Marine scientists have sounded new alarms over the effects of a warming climate on marine life on the South Fork in the months since a massive die-off of bay scallops in the Peconic Estuary.
Lake Montauk got an influx of 100,000 new oysters along its shores last week from the Cornell Cooperative Extension Marine Program, as part of a water quality improvement effort organized and funded by the Concerned Citizens of Montauk and Gurney’s Star Island Resort & Marina.
The National Weather Service has issued a tropical storm warning for the East End through Wednesday morning as Tropical Storm Isaias, which is expected to strengthen to a hurricane on Monday, makes it way north along the Atlantic coastline.
Southampton Fights Invasion Of Dirt Bikes On Public Trails
A new species of seaweed that can be extremely toxic to fish and shellfish has spread throughout Long Island’s bays in the last three years and could pose a dangerous threat to many marine species, marine biologists from Stony Brook University announced this week.

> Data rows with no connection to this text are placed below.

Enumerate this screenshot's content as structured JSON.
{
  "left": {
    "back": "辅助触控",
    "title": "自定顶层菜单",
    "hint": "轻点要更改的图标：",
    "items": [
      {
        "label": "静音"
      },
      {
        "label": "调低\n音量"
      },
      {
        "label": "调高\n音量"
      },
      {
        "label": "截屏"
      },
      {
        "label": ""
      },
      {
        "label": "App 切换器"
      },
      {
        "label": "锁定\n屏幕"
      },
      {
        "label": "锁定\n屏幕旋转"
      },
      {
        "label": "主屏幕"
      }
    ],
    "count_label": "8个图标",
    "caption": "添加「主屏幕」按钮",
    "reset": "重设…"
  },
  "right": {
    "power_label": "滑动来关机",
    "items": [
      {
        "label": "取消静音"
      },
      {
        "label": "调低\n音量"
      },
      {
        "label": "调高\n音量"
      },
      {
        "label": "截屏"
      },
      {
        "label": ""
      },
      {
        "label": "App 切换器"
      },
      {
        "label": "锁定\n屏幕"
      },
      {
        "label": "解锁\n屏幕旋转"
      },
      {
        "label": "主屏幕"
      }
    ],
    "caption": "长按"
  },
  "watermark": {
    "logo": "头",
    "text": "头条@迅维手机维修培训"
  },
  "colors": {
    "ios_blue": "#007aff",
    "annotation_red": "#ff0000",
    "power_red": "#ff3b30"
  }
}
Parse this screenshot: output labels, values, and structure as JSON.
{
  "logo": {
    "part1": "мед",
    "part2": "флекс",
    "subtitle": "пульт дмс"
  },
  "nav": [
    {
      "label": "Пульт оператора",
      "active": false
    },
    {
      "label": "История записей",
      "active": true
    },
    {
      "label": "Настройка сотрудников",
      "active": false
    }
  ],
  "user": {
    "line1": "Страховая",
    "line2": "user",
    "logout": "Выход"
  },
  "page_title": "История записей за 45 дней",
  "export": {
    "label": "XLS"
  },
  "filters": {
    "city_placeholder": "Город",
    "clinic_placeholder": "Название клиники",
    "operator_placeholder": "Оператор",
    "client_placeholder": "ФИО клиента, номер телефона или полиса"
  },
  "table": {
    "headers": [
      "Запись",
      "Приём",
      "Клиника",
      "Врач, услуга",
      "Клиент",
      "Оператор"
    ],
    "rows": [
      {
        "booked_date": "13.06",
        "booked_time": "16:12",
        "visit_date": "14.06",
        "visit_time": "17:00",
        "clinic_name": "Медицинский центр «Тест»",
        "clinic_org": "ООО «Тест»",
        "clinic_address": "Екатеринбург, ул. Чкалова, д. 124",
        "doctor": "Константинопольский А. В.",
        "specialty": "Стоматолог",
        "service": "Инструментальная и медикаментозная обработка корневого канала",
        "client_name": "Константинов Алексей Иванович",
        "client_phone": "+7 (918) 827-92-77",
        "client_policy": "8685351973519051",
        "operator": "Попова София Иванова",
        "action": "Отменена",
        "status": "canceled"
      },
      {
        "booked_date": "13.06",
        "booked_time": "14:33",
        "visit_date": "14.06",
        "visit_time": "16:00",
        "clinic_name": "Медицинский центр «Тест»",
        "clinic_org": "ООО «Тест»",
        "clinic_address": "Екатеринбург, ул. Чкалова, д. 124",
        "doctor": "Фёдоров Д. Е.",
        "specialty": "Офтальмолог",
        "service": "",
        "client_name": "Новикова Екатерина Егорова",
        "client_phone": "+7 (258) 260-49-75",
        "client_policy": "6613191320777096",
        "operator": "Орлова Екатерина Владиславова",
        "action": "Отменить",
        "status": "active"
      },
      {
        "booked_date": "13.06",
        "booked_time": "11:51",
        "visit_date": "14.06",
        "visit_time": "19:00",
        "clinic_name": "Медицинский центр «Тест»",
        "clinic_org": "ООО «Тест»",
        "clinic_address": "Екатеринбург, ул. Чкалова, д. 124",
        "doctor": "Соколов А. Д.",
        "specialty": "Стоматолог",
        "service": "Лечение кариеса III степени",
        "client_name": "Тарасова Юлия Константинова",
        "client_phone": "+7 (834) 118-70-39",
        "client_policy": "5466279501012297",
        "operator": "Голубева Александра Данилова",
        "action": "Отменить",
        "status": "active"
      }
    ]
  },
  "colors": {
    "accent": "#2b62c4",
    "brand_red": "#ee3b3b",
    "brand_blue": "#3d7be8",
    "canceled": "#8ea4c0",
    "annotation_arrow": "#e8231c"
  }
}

A juvenile white shark that was found dead on the beach in Southampton Village, and several others like it that have washed up on South Fork beaches in recent years are providing marine biologists from Georgia to Cape Cod with a rare and scientifically important opportunity to study one of the ocean’s most famous species.
Just as the volume of seasonal commuter aircraft flights to the South Fork would typically be increasingly significantly on weekends — driving residents of the neighborhoods under its approaches to distraction — the coronavirus epidemic has all but halted the much-maligned roar of helicopters using the airport.
State Ignores Objections, Approves Mine Expansion That Would Create 6-Acre Lake In East Hampton
The metro area helicopter companies that fly between New York and East Hampton Airport, prompting thousands of noise complaints from aggrieved homeowners across the East End, have agreed to fly newly modified voluntary noise abatement routes that East Hampton Town’s airport management published on the town website in late January. The routes keep traffic from flying across the North Fork and also reduce flights over East Hampton village, Bridgehampton and Sagaponack.
The plan to put the first dock in Otter Pond Creek died last week in the face of continuing resistance from the Harbor Committee of Sag Harbor after months of review, debate and discussion.
To solve your stormwater runoff and pollution problems, put the land and its flora and fauna — or at least strategically located patches of it — back to the way it was before we paved and planted it with lawns.
The Environmental Protection Agency will not be investigating the Sand Land mine in Noyac — and it will not be designated as a Superfund site.
Facing continuing intense political pressure over airport noise, the Town of East Hampton has published new voluntary noise abatement routes for helicopters using the town airport even though the Eastern Region Helicopter Council has not yet agreed to follow them.
A two-year study of water quality in Sag Harbor found that it is good overall but that nitrogen loading, mostly from conventional cesspools and septic tanks leaching untreated waste into groundwater, is promoting algae growth including a rust tide in the summer. The study also found that fecal bacteria — some of it from human waste, possibly including boaters illegally releasing effluent — is an issue in some locations.
The Sag Harbor Yacht Club’s plan to replace an aging, creosoted wooden bulkhead on its Bay Street waterfront with a new vinyl bulkhead sparked a public brainstorming session on February 6 as the chair of the Harbor Committee, Mary Ann Eddy, pushed for the work to complement a publicly funded water quality project that will be installed this spring on either side of the Yacht Club site to reduce stormwater runoff.